▶ [What you need to do]
The answer must be a single number: the count of lines in the data below that hold the word "https".

=== Extracted material ===

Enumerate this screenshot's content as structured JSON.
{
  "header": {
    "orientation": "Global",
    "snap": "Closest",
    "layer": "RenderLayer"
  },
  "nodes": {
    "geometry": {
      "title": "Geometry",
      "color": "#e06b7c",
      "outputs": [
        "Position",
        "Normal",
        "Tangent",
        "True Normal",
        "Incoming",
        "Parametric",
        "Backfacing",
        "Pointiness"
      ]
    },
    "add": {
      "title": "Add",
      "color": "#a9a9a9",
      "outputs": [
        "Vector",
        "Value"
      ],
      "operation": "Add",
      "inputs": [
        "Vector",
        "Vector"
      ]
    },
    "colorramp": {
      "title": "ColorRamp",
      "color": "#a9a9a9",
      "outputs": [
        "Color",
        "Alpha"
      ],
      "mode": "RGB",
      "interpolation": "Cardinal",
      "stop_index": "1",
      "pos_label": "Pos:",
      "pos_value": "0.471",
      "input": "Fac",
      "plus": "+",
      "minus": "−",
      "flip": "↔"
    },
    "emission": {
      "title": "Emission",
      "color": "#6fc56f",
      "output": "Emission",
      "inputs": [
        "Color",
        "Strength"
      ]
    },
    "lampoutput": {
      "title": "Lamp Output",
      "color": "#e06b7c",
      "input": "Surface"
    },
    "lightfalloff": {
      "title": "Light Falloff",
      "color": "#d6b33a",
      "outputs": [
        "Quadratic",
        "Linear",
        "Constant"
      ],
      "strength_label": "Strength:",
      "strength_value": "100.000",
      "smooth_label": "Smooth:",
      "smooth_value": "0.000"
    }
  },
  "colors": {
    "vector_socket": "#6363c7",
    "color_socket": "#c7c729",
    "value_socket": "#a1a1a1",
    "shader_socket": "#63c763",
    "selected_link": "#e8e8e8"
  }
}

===
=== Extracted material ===

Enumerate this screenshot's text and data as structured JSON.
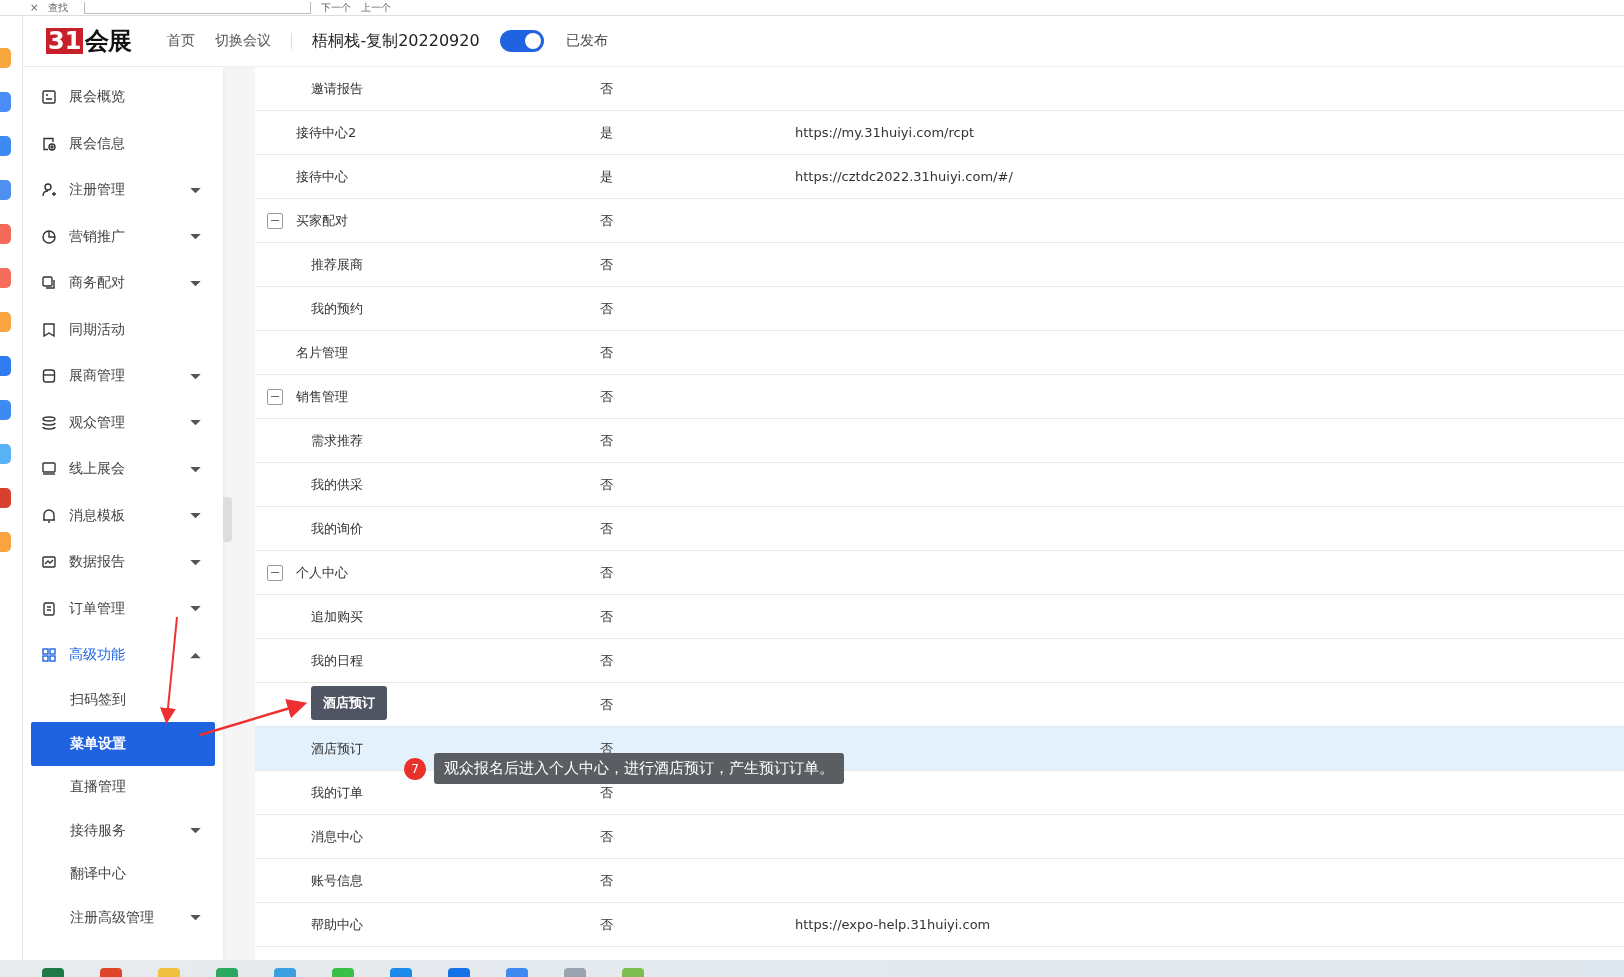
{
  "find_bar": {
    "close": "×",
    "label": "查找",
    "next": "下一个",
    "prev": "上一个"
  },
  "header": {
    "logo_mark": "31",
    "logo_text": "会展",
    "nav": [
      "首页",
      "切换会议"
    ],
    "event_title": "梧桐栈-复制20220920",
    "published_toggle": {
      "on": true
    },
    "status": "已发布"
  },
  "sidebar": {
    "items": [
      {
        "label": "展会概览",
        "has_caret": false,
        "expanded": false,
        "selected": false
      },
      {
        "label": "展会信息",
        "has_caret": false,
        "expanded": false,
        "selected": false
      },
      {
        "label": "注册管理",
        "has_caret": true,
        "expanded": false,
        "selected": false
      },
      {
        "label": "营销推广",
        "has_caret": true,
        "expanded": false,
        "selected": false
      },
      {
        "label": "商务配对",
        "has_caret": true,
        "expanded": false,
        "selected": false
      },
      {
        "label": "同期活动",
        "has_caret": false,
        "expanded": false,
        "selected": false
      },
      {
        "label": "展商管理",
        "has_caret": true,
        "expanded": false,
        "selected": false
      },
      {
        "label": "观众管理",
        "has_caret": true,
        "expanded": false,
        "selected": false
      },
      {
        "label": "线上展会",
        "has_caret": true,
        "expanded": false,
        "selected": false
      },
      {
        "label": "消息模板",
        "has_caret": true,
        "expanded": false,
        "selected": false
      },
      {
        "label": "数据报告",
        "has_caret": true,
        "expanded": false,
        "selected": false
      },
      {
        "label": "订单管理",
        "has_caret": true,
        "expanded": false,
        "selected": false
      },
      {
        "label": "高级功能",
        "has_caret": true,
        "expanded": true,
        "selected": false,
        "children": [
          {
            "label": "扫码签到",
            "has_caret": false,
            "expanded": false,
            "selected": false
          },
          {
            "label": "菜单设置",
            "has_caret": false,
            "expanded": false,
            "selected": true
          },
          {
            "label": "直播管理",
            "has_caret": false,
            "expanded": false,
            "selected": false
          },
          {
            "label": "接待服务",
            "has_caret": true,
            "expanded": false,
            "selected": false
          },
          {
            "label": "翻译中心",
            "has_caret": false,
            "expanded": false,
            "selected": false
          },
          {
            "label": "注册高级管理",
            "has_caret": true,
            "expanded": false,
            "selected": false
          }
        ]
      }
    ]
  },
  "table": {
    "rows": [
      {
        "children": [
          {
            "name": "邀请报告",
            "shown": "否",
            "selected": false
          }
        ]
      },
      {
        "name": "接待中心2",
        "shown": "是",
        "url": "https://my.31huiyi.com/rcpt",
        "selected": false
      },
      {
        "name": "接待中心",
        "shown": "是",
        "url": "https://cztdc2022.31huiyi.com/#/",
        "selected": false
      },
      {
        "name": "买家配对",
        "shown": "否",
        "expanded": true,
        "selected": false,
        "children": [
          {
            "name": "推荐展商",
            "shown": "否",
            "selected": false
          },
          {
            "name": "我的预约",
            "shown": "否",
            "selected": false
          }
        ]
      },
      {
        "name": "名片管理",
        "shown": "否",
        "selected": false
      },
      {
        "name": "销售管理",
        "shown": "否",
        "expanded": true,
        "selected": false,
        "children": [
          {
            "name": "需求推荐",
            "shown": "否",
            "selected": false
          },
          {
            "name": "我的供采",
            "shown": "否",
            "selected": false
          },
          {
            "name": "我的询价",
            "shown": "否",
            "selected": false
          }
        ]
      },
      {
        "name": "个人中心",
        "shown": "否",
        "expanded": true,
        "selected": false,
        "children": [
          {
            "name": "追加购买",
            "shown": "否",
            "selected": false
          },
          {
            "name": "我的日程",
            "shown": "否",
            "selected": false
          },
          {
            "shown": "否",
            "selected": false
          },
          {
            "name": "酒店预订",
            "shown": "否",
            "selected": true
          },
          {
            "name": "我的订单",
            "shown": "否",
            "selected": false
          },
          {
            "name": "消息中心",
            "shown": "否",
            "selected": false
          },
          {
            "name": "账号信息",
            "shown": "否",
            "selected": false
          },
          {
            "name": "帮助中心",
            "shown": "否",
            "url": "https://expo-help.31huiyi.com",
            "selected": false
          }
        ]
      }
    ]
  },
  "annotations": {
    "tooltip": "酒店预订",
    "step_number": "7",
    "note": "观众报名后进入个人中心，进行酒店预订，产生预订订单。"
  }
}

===

▶ [Solution to the exercise]
3